Emily Pimpinella, Psy.D.
Emily Pimpinella, Psy.D.
My website’s homepage provides a brief statement about how I envision therapy. Below is a more in-depth description of my therapeutic perspective and how I work with clients.
In technical terms, I mostly utilize a cognitive-interpersonal approach, but also draw from elements of existential theory and mindfulness. What does that mean?
As humans, we are driven to preserve our connections to others. For this purpose, the mental framework we use to interpret our experiences and guide our actions is built through current and past relationship experiences which create, reinforce, or disconfirm the beliefs we have about ourselves and others, determine what aspects of ourselves we will show or hide in order to avoid rejection, and help us decide how vulnerable we can be with others. We may also experience various traumatic events that contribute. The way that we think about ourselves and others, and our interpretations of experiences, greatly affects how we feel, behave, and how we view our past, present, and future.
Often we may find that the information in our mental framework becomes erroneous and/or limited, the interpretations we are making are negatively biased, and it is no longer working effectively given new situations/experiences, people, personal growth, life stages, etc… We need to make some updates and assess what information is still accurate for us (or was even accurate in the first place), what approaches are still actually useful, and what new approaches or skills we want to add to our repertoire. Also, certain mental health concerns like depression and anxiety tend to produce a set of very similar skewed thought processes (i.e., cognitive distortions) that are both a result of the condition and also help to perpetuate it. Addressing our thoughts and interpretations can make a positive difference in how we feel and how we see ourselves.
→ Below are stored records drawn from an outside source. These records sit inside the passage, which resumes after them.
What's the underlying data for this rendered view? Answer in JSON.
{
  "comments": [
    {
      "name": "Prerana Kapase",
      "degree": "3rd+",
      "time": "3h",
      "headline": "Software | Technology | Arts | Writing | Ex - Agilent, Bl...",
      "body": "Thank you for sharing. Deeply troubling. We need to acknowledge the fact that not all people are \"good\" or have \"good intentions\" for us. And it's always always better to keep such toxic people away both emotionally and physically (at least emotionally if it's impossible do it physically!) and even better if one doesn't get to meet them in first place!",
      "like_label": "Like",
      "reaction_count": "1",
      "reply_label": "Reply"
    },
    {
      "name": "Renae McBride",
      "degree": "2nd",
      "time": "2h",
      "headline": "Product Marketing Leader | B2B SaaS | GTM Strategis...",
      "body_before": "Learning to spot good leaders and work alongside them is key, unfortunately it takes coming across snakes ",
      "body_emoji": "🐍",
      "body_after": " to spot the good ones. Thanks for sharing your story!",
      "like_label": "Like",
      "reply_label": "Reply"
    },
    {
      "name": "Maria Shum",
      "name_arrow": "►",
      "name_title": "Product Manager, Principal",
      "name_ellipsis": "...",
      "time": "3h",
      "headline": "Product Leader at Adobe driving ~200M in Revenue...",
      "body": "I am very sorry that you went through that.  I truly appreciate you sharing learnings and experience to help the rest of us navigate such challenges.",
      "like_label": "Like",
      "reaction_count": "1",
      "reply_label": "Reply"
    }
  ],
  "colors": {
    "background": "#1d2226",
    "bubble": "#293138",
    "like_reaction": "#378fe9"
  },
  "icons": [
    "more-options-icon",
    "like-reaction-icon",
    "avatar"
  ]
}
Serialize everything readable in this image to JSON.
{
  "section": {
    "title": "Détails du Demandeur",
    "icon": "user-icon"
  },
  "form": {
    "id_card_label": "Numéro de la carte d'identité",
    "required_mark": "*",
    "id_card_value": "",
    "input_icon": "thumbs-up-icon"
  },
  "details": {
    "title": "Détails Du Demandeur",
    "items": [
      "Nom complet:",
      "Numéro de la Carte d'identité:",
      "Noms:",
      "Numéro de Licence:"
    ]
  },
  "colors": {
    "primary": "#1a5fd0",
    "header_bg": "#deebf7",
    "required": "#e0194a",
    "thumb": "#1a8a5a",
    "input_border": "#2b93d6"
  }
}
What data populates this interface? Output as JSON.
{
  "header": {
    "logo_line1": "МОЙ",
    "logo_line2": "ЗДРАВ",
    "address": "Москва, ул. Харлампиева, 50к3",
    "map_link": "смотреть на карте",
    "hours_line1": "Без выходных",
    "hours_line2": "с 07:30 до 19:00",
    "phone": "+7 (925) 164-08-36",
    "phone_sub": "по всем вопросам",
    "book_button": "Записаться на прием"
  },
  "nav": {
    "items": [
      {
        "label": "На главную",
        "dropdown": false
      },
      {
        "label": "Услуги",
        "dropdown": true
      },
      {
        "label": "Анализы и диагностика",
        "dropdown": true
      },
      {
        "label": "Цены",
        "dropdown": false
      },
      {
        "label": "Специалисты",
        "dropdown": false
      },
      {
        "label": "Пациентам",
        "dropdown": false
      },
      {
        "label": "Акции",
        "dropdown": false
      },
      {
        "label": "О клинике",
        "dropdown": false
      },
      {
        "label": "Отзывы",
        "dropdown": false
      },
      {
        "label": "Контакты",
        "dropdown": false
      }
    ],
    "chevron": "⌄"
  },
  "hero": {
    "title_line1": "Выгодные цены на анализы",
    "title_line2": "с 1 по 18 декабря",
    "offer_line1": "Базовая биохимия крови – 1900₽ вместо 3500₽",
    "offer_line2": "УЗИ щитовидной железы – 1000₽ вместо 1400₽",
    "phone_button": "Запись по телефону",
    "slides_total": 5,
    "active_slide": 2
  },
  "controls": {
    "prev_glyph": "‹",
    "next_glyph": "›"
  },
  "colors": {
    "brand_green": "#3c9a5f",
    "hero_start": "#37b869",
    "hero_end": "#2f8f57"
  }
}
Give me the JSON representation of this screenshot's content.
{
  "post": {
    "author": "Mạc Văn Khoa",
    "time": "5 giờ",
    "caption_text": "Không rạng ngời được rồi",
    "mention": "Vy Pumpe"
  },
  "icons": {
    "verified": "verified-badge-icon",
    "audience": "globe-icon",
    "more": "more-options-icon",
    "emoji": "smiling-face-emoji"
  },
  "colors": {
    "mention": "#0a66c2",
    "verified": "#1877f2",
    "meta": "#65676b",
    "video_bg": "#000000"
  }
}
Emotional awareness is crucial, as emotions give us excellent feedback that we need to pay attention to. Often times, we put great effort into avoiding our emotions, which causes us more distress in the long run. The flip side of avoidance is the danger of ruminating in negative emotions for too long, which is not mentally helpful either. I like to think of emotions like taking a bath. You want to lie in the bath long enough to experience the benefits but, if left too long, the water goes cold and your fingers get pruney. Mindfulness approaches can often help, as mindfulness involves being aware and present with experiences, thoughts, and emotions, without latching on to them and getting pulled into overanalyzing and ruminating. Creative expression is also a valuable emotional outlet that I enjoy exploring with clients (if that is something that interests them).
How does this affect how I conduct therapy?
I will ask you many questions about your family, culture, religion, relationships, and anything else that has contributed to building your internal world and beliefs about yourself and others. It is very important to me to respect and understand your racial, cultural, religious, gender, and sexual identity.
We will explore your thoughts/thought processes and I will likely request that you keep a thought log in-between sessions, as thoughts can be difficult to recall in retrospect. We can then begin to identify thought patterns that tend to occur when you are distressed and to use what we learn to help you notice more quickly when you are becoming distressed, explore the experiences that contributed, and challenge any thoughts that may be inaccurate/distorted.
We will talk about your emotions in depth and explore: what you learned about emotions growing up, what emotions are difficult to express, where you experience emotions in your body (i.e., tight chest, shoulder tenseness), and how you handle emotions (i.e., express, repress, channel). I welcome any creative work, such as art, writing, and music that you may wish to share for emotional expression and to also help better understand what you are experiencing. The use of relaxation, breathing techniques, and mindfulness meditation may also be incorporated into your therapy.
The image below represents my approach to therapy. It was inspired initially by the Libana song “I Have a Million Nightingales [on the branches of my heart].” My experience of providing therapy is helping someone to hold their burdens, their sorrows, their pains, and what they despise about themselves by welcoming these “nightingales” to come perch on the branches of my heart until the person is able to grow, get in touch with their strengths, and carry their nightingales on their own.